Aim of the exercise >>
Find every line below with the word "text" in it, and copy each one.
┌─ Data shown
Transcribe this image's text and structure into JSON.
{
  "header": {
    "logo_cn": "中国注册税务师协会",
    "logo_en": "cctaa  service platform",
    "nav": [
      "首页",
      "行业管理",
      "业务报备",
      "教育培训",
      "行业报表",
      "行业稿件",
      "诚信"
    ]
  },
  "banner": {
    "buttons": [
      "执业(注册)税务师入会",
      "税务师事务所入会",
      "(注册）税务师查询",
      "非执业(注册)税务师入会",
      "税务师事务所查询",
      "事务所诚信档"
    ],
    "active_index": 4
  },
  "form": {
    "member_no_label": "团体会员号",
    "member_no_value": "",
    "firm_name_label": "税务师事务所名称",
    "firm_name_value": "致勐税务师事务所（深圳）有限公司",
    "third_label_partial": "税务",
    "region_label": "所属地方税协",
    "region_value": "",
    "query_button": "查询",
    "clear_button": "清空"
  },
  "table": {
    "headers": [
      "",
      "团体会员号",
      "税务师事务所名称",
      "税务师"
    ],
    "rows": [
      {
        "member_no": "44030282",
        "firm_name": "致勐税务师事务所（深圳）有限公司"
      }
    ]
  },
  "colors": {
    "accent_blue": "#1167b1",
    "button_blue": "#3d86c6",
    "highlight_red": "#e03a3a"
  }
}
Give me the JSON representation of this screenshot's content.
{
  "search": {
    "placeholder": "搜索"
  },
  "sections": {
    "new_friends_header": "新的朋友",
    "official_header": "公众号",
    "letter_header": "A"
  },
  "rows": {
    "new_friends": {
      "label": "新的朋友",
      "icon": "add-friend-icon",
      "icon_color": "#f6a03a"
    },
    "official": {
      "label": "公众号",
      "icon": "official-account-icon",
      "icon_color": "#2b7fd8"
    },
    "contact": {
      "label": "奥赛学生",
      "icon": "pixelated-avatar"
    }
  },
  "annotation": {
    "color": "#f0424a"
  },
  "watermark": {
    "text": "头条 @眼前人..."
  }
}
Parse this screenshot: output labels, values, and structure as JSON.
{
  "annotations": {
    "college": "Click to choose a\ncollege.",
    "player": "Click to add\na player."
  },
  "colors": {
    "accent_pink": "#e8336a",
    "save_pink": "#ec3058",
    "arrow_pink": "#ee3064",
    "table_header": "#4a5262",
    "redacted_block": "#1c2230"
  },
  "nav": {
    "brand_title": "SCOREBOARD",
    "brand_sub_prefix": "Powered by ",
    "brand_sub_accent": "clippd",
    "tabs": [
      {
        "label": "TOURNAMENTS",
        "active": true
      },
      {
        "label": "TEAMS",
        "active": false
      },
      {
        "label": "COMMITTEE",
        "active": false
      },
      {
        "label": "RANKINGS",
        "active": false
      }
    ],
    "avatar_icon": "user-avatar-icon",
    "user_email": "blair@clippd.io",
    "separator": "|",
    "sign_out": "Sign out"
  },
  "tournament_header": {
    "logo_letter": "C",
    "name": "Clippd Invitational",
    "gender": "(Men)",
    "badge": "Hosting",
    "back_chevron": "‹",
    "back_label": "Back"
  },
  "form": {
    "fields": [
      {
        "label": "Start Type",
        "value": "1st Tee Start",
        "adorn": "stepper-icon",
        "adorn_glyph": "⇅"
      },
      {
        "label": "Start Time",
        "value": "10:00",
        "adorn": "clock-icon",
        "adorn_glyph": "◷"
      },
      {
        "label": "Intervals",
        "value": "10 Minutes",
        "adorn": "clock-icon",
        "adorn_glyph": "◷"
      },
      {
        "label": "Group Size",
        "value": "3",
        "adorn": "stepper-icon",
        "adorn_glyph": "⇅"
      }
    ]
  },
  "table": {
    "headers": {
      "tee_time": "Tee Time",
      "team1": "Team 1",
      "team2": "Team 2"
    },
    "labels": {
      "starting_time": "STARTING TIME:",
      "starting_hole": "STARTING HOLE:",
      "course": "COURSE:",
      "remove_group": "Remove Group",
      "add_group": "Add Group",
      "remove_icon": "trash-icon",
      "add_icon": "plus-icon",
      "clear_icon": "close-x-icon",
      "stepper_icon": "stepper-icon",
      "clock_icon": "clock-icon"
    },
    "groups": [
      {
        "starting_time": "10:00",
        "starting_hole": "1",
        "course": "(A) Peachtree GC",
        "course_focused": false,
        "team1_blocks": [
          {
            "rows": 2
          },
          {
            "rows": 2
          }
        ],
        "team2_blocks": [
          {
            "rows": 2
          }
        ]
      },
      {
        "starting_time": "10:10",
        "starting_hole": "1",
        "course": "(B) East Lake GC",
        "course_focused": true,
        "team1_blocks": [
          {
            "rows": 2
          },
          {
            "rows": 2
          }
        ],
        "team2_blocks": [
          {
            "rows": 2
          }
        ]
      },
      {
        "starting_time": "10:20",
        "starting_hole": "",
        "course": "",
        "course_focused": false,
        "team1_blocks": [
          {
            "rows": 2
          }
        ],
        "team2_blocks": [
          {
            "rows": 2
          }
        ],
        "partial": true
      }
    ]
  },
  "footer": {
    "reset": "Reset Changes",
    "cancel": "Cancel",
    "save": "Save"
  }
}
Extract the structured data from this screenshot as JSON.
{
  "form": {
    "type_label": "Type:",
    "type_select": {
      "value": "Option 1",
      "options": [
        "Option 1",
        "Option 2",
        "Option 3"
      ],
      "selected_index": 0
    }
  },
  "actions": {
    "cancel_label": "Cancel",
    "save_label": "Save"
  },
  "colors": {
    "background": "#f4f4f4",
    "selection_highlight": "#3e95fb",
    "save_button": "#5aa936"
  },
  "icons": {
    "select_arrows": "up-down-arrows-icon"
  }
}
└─
Exercise result >>
Transcribe this image's text and structure into JSON.
    "text": "头条 @眼前人..."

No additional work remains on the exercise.